⟨
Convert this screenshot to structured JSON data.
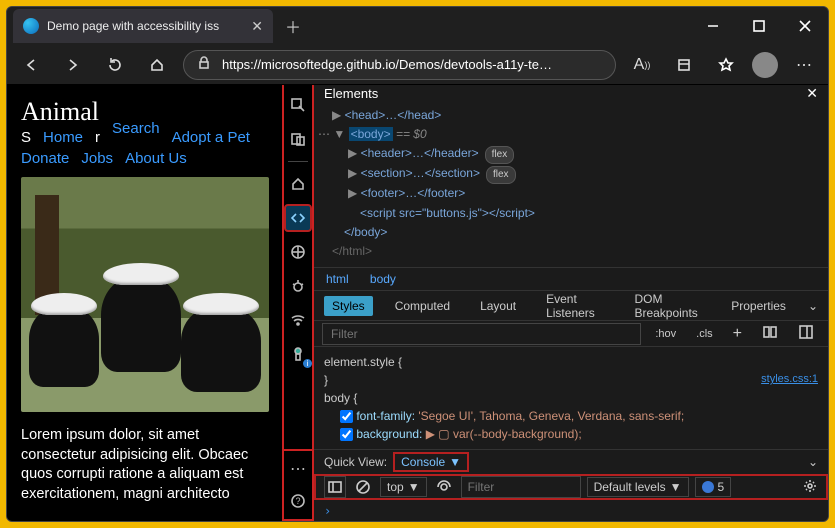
{
  "window": {
    "title": "Demo page with accessibility iss"
  },
  "toolbar": {
    "url": "https://microsoftedge.github.io/Demos/devtools-a11y-te…"
  },
  "page": {
    "heading": "Animal",
    "nav": [
      "Home",
      "Search",
      "Adopt a Pet",
      "Donate",
      "Jobs",
      "About Us"
    ],
    "shelter_prefix": "S",
    "shelter_suffix": "r",
    "lorem": "Lorem ipsum dolor, sit amet consectetur adipisicing elit. Obcaec quos corrupti ratione a aliquam est exercitationem, magni architecto"
  },
  "sidebar": {
    "items": [
      "inspect",
      "device",
      "home",
      "sources",
      "network",
      "bug",
      "wifi",
      "lighthouse"
    ],
    "active": "sources",
    "bottom": [
      "more",
      "help"
    ]
  },
  "elements": {
    "panel_title": "Elements",
    "dom": {
      "head": "<head>…</head>",
      "body_open": "<body>",
      "body_eq": " == $0",
      "header": "<header>…</header>",
      "header_pill": "flex",
      "section": "<section>…</section>",
      "section_pill": "flex",
      "footer": "<footer>…</footer>",
      "script": "<script src=\"buttons.js\"></​script>",
      "body_close": "</body>",
      "html_close": "</html>"
    },
    "crumbs": [
      "html",
      "body"
    ]
  },
  "styles": {
    "tabs": [
      "Styles",
      "Computed",
      "Layout",
      "Event Listeners",
      "DOM Breakpoints",
      "Properties"
    ],
    "active": "Styles",
    "filter_placeholder": "Filter",
    "hov": ":hov",
    "cls": ".cls",
    "link": "styles.css:1",
    "rule1_sel": "element.style {",
    "rule2_sel": "body {",
    "prop1_name": "font-family:",
    "prop1_val": " 'Segoe UI', Tahoma, Geneva, Verdana, sans-serif;",
    "prop2_name": "background:",
    "prop2_val": " ▶ ▢ var(--body-background);"
  },
  "quickview": {
    "label": "Quick View:",
    "selected": "Console",
    "top": "top",
    "filter_placeholder": "Filter",
    "levels": "Default levels",
    "issues_count": "5",
    "prompt": "›"
  }
}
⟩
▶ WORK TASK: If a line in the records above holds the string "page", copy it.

▶ RESULT BELOW:
    "title": "Demo page with accessibility iss"
  "page": {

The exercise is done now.